When I arrived in Canada I was stuck in immigration because of problems with my visa and I couldn’t speak good enough English to work it all out. This was very hard for me and I was crying. After that, I met my host family but I don’t remember very well because I was so nervous. Everything in Canada seemed so big and I saw lots of beautiful nature with many animals like little chipmunks, cows, and horses in the fields and everything was so flat with no mountains.
At first, it was very hard for me to find how to spend time with people because I didn’t speak very good English and I couldn’t understand what was going on around me. I was also very homesick and it was hard for me to talk to my family and friends back at home. I was lonely and I didn’t know how to spend my free time because it was something I never had in Japan.
When I started school in Simcoe it was difficult for me to make friends because of the language problem. It was harder because I took classes with students who were younger than me. As my English got better I was able to talk more with the students and teachers and the teachers especially helped me a lot. In Japan, we do not have a friendly relationship with our teachers but the teachers in Canada were so friendly and that really helped me to feel better at school.
Now I have been in Canada for 6 months and my English has got a lot better. I have made friends at school and now I am teaching Japanese to a friend. I have found that there are many people from all around the world in Canada and I have learned about all their cultures as well. I have many exchange student friends from different countries and we have the same experience all being away from our homes. We are interested in each other because we all want to learn about the world together. Now I have friends who are from all over the world which is so exciting for me.
A huge portion of my experience in Canada has been about food. It is very, very different! Of course in Japan, we eat a lot of rice and fish but here there is a lot of meat and junk food and Tim Hortons which is my favorite. At the restaurants, the portions are very big but we can take left overs home which we don’t do in Japan. I am working with chef Tracy on cooking Japanese dinners for Rotarians and their friends. We have such a good time learning about cooking each other’s foods. I am learning about cooking Canadian foods and foods from other countries as well which I love.
I have had lots of exciting new experiences since arriving here. I have been to Niagara Falls, skating, cross country skiing, downhill skiing, hot tubbing and up to a cottage in Muskoka. I like walking in the woods and on the trails in Simcoe and Waterford. Christmas was very different for me because it was big with many gifts and a lot of parties. The food was good with turkey and many desserts. I am going to miss Christmas in Canada.

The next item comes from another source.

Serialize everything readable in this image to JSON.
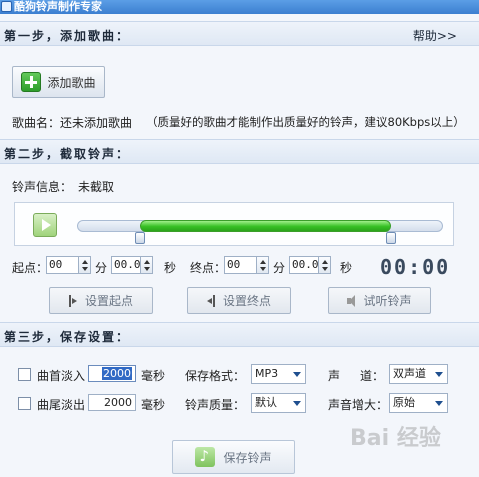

I still have lots of things that I want to see and do in Canada especially when the weather is warmer. I am so excited for all the new experiences and I am very thankful for the wonderful opportunity that this  exchange has given me. I am spending wonderful times with my lovely host families and thank you so much.
Minori Kubode, 2019-2020 Rotary Youth Exchange Student, Kaga, Japan